- _ASSIGNED TASK_:
Collect each line of the records containing the string "with".

- _DATASET RECORDS_:

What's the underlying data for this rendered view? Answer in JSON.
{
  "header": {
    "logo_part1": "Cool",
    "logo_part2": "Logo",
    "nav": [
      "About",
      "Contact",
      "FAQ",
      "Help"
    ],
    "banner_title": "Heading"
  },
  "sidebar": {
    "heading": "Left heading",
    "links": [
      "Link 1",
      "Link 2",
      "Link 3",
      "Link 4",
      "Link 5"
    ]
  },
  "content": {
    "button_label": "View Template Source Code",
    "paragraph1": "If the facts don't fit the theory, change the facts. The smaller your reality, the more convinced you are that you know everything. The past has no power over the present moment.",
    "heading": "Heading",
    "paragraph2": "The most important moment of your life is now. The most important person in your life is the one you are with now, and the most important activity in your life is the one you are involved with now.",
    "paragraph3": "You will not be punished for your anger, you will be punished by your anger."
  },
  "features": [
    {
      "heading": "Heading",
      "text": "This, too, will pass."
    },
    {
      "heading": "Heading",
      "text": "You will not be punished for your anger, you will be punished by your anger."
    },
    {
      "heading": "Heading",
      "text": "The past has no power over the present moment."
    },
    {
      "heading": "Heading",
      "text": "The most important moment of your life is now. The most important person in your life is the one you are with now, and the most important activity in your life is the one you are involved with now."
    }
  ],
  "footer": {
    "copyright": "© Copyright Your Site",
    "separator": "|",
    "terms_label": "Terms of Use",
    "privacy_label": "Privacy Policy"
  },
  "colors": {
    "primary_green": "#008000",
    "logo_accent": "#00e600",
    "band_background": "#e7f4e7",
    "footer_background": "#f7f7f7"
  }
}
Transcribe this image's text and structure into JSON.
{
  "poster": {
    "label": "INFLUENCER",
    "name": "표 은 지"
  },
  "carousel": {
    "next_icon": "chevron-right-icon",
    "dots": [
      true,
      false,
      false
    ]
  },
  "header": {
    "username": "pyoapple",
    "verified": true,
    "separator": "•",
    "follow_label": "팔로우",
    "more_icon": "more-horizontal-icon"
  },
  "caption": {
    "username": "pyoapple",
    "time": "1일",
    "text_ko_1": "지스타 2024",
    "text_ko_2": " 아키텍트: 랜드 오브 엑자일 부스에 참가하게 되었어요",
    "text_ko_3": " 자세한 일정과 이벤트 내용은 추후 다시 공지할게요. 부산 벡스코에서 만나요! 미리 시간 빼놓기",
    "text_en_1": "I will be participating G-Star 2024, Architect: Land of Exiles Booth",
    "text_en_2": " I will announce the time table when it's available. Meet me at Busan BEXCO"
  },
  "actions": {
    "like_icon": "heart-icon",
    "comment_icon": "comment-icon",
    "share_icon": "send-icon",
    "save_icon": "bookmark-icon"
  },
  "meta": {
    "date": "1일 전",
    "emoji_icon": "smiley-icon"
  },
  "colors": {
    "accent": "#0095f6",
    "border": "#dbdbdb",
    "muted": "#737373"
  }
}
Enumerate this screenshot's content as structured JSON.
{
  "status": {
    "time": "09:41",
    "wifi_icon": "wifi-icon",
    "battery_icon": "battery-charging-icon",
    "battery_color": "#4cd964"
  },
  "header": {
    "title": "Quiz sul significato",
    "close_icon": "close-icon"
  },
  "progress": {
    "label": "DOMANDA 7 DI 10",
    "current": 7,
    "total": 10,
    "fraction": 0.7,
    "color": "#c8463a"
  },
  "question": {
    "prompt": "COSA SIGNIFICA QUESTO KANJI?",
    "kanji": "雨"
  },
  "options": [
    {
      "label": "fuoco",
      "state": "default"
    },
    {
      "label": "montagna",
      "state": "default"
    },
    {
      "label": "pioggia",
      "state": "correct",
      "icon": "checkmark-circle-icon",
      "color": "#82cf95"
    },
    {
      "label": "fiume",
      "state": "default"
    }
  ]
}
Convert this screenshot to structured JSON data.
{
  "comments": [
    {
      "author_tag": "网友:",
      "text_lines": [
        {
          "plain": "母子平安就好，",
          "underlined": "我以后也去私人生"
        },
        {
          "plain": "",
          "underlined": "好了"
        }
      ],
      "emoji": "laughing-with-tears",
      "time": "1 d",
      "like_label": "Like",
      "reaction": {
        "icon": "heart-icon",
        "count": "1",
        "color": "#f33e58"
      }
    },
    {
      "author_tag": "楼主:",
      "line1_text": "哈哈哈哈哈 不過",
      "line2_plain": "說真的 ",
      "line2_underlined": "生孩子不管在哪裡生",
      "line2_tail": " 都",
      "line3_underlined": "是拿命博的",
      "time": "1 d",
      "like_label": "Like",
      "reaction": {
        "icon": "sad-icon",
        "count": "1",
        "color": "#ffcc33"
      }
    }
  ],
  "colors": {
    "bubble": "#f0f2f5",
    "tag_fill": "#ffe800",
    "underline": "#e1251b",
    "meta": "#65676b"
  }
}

- _PROBLEM SOLUTION_:
    "paragraph2": "The most important moment of your life is now. The most important person in your life is the one you are with now, and the most important activity in your life is the one you are involved with now.",
      "text": "The most important moment of your life is now. The most important person in your life is the one you are with now, and the most important activity in your life is the one you are involved with now."
      "emoji": "laughing-with-tears",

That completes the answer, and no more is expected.